Despite a criminal record being a certain repercussion of any DWI, many are unaware of how long a DWI stays on your record in Texas let alone how damaging and far-reaching the impacts of a criminal record can be. Having a DWI on your record in Texas can affect everything from your housing to your career, education, immigration status, and child custody. While a DWI- like most crimes in Texas- will remain on your record forever, steps can be taken to alleviate the impact that charges may have. Here’s what you can do to avoid the harsh outcomes of a DWI on your record.
Petition for Nondisclosure:
The only real way to ensure that a DWI conviction does not stay on your record in Texas is to petition for a nondisclosure. An Order of Nondisclosure effectively seals your records from the public (including background check websites) and makes them exclusively available to law enforcement personnel. Various criteria must be met to apply for a nondisclosure, with eligibility restricted to first-time offenders who did not get in an accident, had a blood alcohol concentration below .15, have fully completed their sentence, and have paid all related fines. If you are eligible for an Order of Nondisclosure, you will still have to adhere to waiting periods before you can apply. The waiting period for a nondisclosure varies greatly depending on how harsh your criminal sentence was and can last anywhere from two and five years. Despite the difficulty obtaining a nondisclosure, once a court has approved your petition you can legally deny ever being convicted of a DWI.
Deferred Adjudication and DWI Court:
In Texas, deferred adjudication and DWI court offer rehabilitative justice for first-time offenders as a way to avoid jail time and a DWI conviction staying on your criminal record. Deferred adjudication and DWI court are similar to probation and require discretionary supervision and attendance at various outpatient programs for at least a year. Most first-time DWI offenders who did not get in an accident and are at risk of reoffending can apply for deferred adjudication or DWI court. Upon compliance and completion of deferred adjudication or DWI court, the criminal charges for a DWI will be dropped, and your case will be dropped without conviction. While a deferred adjudication will still appear on your criminal record and in background checks, it isn’t considered a conviction on job and housing applications, and, with explanation, employers and landlords may be sympathetic towards your situation.
A plea bargain is a good alternative for those concerned with how long a DWI stays on your record in Texas. For first-time offenders, a plea bargain will typically reduce a DWI conviction down to reckless driving, which, while still considered a misdemeanor, carries a maximum penalty of 30 days in jail and a $200 fine. With a good lawyer, many prosecutors will agree to a plea bargain especially if an offender was not involved in an accident and had good behavior during arrest. While a plea bargain requires a guilty plea and will still result in a criminal record, reckless driving carries less stigma and will hold less weight on a record compared to DWI charges. This makes plea bargaining a useful last resort which can be incredibly beneficial when your case is likely to go to trial or if you feel the evidence is stacked against you.

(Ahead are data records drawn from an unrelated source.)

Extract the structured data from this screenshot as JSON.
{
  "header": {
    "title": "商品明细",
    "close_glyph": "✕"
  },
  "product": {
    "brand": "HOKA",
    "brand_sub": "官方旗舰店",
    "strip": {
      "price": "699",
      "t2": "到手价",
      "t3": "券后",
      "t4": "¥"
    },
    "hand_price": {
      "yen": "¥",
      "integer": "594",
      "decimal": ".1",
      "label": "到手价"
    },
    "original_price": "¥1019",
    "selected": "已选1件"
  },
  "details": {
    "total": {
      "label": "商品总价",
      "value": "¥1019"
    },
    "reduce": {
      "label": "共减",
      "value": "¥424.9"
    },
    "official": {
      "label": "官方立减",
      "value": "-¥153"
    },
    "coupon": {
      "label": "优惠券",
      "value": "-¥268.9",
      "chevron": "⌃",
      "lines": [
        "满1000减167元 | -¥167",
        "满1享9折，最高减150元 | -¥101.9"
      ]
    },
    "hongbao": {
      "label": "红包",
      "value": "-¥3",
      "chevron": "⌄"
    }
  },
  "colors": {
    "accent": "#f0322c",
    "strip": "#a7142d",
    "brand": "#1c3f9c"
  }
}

Hire a Specialized DWI Lawyer!
While Texas thankfully provides several ways to avoid a DWI on your record, many of these options may be unavailable or impossible to obtain without the help of a highly skilled and specialized DWI lawyer. Expert DWI lawyers are well aware of the harmful impacts of a DWI on your criminal record and will know the best way forward to avoid these impacts and the harmful penalties of a conviction. In certain cases, a specialized DWI lawyer can have your charges dropped altogether for a faulty breathalyzer test or an officer violating your constitutional rights. The National College for DUI Defense offers a great directory of lawyers who are board certified in DWI defense throughout Texas.